(Data records for software interfaces)
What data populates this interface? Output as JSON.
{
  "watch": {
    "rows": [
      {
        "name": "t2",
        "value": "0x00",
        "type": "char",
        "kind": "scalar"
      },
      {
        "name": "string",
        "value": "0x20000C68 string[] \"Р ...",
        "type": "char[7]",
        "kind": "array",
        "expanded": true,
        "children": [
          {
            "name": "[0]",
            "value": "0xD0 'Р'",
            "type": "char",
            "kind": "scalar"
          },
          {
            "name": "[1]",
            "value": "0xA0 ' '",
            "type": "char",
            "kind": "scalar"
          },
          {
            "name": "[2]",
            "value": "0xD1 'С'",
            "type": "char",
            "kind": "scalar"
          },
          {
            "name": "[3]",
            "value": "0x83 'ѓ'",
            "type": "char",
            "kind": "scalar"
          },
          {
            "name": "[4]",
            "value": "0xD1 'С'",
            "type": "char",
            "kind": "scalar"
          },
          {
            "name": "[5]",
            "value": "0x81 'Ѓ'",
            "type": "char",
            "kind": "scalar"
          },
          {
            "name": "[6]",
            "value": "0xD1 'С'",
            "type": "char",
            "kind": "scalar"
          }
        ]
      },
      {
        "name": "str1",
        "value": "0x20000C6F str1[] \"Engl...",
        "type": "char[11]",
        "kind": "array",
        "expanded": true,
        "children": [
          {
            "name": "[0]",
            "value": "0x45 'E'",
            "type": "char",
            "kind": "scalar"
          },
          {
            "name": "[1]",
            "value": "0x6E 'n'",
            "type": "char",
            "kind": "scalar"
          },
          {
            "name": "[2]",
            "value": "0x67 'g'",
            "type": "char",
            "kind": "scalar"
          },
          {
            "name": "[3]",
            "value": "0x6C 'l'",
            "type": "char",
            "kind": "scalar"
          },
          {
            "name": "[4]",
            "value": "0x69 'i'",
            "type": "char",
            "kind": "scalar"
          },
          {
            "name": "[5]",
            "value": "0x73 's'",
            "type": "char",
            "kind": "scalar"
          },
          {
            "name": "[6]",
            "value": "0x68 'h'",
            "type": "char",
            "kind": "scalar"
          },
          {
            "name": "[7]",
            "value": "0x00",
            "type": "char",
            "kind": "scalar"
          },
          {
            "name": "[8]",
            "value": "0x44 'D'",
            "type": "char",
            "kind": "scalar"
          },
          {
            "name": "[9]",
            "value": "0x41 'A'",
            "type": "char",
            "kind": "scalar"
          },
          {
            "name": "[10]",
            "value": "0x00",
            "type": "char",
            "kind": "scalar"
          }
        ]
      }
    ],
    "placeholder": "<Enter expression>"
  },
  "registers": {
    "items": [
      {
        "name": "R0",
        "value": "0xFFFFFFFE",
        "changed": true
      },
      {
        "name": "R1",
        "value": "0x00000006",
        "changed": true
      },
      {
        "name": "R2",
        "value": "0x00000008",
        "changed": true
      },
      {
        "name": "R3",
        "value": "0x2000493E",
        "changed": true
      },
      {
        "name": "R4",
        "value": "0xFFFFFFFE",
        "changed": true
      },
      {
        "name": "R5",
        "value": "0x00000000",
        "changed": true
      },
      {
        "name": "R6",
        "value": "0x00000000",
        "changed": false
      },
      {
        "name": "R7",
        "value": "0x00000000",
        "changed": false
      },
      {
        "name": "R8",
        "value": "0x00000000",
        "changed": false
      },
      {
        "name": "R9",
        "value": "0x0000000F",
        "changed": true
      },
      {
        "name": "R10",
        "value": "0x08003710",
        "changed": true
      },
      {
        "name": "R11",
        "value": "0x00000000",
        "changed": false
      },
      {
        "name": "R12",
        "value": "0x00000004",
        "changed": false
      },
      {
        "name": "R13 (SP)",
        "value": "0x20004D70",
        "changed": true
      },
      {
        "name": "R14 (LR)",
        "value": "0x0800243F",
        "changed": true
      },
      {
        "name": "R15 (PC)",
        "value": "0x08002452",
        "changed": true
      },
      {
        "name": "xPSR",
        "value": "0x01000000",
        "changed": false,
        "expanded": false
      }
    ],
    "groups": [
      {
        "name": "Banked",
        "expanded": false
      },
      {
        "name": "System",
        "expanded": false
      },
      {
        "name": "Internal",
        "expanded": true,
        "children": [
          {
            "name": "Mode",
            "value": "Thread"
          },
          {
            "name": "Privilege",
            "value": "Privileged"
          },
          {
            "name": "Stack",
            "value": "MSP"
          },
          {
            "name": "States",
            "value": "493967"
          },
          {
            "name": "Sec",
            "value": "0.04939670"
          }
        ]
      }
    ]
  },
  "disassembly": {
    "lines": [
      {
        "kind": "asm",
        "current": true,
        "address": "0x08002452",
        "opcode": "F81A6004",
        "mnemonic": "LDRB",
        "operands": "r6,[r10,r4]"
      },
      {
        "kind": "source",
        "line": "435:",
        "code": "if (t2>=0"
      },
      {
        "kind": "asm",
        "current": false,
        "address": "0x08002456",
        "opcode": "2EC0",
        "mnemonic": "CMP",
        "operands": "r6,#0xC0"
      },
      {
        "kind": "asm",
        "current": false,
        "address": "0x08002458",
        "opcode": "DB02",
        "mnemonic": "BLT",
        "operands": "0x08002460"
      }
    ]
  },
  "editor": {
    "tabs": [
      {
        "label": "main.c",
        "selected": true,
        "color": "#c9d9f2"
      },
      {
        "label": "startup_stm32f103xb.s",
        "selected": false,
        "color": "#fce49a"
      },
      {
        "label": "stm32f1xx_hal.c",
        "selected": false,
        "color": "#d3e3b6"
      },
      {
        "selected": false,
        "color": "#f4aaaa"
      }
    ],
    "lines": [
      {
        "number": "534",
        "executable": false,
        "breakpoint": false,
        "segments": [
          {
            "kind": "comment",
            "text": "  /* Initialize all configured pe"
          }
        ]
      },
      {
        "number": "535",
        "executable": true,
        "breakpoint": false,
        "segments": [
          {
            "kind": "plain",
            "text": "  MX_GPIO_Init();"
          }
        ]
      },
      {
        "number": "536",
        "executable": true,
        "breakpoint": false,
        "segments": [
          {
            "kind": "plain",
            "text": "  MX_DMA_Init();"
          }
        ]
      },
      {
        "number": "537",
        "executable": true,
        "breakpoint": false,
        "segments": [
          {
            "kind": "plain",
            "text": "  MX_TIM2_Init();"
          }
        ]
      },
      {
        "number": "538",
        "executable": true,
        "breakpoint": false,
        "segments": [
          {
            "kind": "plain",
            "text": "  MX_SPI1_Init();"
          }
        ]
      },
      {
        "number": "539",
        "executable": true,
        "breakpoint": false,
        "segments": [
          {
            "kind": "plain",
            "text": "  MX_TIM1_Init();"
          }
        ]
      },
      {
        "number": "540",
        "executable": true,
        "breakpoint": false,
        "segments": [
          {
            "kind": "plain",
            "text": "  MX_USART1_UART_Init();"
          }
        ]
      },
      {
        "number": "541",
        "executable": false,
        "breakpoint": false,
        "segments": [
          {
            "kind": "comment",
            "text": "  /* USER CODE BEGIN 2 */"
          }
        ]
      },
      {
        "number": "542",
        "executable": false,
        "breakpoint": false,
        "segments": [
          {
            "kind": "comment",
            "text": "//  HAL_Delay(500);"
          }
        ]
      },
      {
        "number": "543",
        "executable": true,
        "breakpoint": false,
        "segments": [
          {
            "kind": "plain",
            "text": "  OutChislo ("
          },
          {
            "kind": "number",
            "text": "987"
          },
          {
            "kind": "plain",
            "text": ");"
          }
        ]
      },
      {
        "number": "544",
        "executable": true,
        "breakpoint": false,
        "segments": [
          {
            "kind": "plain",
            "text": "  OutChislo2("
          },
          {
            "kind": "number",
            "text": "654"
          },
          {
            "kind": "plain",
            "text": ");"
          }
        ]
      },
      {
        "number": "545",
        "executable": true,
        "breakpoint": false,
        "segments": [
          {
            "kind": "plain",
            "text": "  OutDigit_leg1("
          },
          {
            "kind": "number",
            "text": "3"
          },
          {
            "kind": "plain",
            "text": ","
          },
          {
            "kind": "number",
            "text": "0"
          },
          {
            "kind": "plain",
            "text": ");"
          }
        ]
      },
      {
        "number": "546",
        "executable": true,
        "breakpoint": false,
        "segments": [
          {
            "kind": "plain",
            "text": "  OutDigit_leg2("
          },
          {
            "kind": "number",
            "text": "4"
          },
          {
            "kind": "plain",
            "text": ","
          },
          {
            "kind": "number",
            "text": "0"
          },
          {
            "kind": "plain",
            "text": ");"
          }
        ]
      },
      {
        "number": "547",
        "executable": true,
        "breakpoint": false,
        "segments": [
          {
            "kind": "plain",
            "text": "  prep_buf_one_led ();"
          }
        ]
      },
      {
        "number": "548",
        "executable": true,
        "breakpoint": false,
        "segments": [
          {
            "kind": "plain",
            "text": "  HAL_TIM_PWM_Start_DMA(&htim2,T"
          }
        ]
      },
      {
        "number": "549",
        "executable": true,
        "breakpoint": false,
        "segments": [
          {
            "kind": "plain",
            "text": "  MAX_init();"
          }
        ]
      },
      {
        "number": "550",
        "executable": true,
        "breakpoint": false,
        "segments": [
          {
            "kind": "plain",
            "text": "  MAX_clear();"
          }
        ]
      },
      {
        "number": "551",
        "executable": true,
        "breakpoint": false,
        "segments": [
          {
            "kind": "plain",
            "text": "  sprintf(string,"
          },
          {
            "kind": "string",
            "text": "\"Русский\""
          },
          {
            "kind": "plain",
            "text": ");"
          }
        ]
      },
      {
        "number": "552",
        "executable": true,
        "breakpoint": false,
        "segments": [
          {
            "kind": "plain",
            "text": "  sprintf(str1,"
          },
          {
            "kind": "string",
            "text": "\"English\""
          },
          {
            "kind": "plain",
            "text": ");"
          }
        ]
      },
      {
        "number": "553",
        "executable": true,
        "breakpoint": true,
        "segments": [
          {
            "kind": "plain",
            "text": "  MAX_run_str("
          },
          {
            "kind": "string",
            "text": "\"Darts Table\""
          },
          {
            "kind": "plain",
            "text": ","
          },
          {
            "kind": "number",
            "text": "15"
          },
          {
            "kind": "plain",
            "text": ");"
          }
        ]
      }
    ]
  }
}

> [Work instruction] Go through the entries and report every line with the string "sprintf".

> [Task answer]
            "text": "  sprintf(string,"
            "text": "  sprintf(str1,"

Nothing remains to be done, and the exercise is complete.